All records after this line are to be returned verbatim.

[Opening DATA FOR THIS TASK section]

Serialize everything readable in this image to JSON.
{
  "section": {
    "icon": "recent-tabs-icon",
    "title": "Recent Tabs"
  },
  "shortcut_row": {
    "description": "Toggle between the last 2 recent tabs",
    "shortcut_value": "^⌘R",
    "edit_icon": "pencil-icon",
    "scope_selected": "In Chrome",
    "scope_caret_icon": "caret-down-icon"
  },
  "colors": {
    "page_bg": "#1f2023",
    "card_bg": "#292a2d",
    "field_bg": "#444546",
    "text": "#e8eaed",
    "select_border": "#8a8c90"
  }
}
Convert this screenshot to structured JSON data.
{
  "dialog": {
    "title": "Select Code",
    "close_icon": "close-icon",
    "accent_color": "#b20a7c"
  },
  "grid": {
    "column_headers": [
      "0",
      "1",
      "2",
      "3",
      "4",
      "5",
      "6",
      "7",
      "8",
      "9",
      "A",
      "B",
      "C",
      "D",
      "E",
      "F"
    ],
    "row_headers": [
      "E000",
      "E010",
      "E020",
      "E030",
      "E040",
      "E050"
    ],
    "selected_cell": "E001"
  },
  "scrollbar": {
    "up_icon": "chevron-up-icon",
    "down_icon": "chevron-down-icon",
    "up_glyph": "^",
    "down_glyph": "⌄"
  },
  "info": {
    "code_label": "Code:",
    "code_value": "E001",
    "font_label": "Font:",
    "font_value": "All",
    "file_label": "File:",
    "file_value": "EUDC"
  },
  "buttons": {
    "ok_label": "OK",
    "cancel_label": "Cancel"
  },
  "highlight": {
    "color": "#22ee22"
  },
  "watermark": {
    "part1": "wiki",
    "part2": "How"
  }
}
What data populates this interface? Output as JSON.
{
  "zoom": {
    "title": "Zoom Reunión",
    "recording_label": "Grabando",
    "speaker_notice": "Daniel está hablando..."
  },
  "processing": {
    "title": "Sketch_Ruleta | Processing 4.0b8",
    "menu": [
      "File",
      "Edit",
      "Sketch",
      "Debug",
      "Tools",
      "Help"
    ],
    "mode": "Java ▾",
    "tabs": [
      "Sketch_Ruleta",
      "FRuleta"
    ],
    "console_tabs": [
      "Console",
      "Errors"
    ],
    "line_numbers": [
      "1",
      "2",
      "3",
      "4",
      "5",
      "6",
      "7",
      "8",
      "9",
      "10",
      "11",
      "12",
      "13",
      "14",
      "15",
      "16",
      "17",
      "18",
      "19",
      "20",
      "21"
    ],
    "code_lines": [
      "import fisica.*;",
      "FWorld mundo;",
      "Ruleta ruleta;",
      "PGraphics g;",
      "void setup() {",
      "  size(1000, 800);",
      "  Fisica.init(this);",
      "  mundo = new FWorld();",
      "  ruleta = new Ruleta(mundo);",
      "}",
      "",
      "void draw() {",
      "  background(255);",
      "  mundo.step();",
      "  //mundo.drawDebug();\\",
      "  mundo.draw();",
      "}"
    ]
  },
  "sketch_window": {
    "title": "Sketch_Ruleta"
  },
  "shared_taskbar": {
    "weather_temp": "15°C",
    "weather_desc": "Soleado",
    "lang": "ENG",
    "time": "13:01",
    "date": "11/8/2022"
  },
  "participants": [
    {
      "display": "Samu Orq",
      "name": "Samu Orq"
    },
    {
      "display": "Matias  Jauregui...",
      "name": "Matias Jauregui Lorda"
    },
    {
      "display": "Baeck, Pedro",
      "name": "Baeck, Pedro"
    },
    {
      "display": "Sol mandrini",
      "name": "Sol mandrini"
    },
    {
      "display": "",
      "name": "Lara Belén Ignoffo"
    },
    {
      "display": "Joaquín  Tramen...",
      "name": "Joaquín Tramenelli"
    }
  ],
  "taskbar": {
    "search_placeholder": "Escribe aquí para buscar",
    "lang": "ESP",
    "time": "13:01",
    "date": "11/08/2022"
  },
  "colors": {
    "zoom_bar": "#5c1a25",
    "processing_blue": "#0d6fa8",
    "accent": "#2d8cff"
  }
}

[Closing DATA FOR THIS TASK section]

> **EXERCISE OUTPUT**
Serialize everything readable in this image to JSON.
{
  "section": {
    "icon": "recent-tabs-icon",
    "title": "Recent Tabs"
  },
  "shortcut_row": {
    "description": "Toggle between the last 2 recent tabs",
    "shortcut_value": "^⌘R",
    "edit_icon": "pencil-icon",
    "scope_selected": "In Chrome",
    "scope_caret_icon": "caret-down-icon"
  },
  "colors": {
    "page_bg": "#1f2023",
    "card_bg": "#292a2d",
    "field_bg": "#444546",
    "text": "#e8eaed",
    "select_border": "#8a8c90"
  }
}
Convert this screenshot to structured JSON data.
{
  "dialog": {
    "title": "Select Code",
    "close_icon": "close-icon",
    "accent_color": "#b20a7c"
  },
  "grid": {
    "column_headers": [
      "0",
      "1",
      "2",
      "3",
      "4",
      "5",
      "6",
      "7",
      "8",
      "9",
      "A",
      "B",
      "C",
      "D",
      "E",
      "F"
    ],
    "row_headers": [
      "E000",
      "E010",
      "E020",
      "E030",
      "E040",
      "E050"
    ],
    "selected_cell": "E001"
  },
  "scrollbar": {
    "up_icon": "chevron-up-icon",
    "down_icon": "chevron-down-icon",
    "up_glyph": "^",
    "down_glyph": "⌄"
  },
  "info": {
    "code_label": "Code:",
    "code_value": "E001",
    "font_label": "Font:",
    "font_value": "All",
    "file_label": "File:",
    "file_value": "EUDC"
  },
  "buttons": {
    "ok_label": "OK",
    "cancel_label": "Cancel"
  },
  "highlight": {
    "color": "#22ee22"
  },
  "watermark": {
    "part1": "wiki",
    "part2": "How"
  }
}
What data populates this interface? Output as JSON.
{
  "zoom": {
    "title": "Zoom Reunión",
    "recording_label": "Grabando",
    "speaker_notice": "Daniel está hablando..."
  },
  "processing": {
    "title": "Sketch_Ruleta | Processing 4.0b8",
    "menu": [
      "File",
      "Edit",
      "Sketch",
      "Debug",
      "Tools",
      "Help"
    ],
    "mode": "Java ▾",
    "tabs": [
      "Sketch_Ruleta",
      "FRuleta"
    ],
    "console_tabs": [
      "Console",
      "Errors"
    ],
    "line_numbers": [
      "1",
      "2",
      "3",
      "4",
      "5",
      "6",
      "7",
      "8",
      "9",
      "10",
      "11",
      "12",
      "13",
      "14",
      "15",
      "16",
      "17",
      "18",
      "19",
      "20",
      "21"
    ],
    "code_lines": [
      "import fisica.*;",
      "FWorld mundo;",
      "Ruleta ruleta;",
      "PGraphics g;",
      "void setup() {",
      "  size(1000, 800);",
      "  Fisica.init(this);",
      "  mundo = new FWorld();",
      "  ruleta = new Ruleta(mundo);",
      "}",
      "",
      "void draw() {",
      "  background(255);",
      "  mundo.step();",
      "  //mundo.drawDebug();\\",
      "  mundo.draw();",
      "}"
    ]
  },
  "sketch_window": {
    "title": "Sketch_Ruleta"
  },
  "shared_taskbar": {
    "weather_temp": "15°C",
    "weather_desc": "Soleado",
    "lang": "ENG",
    "time": "13:01",
    "date": "11/8/2022"
  },
  "participants": [
    {
      "display": "Samu Orq",
      "name": "Samu Orq"
    },
    {
      "display": "Matias  Jauregui...",
      "name": "Matias Jauregui Lorda"
    },
    {
      "display": "Baeck, Pedro",
      "name": "Baeck, Pedro"
    },
    {
      "display": "Sol mandrini",
      "name": "Sol mandrini"
    },
    {
      "display": "",
      "name": "Lara Belén Ignoffo"
    },
    {
      "display": "Joaquín  Tramen...",
      "name": "Joaquín Tramenelli"
    }
  ],
  "taskbar": {
    "search_placeholder": "Escribe aquí para buscar",
    "lang": "ESP",
    "time": "13:01",
    "date": "11/08/2022"
  },
  "colors": {
    "zoom_bar": "#5c1a25",
    "processing_blue": "#0d6fa8",
    "accent": "#2d8cff"
  }
}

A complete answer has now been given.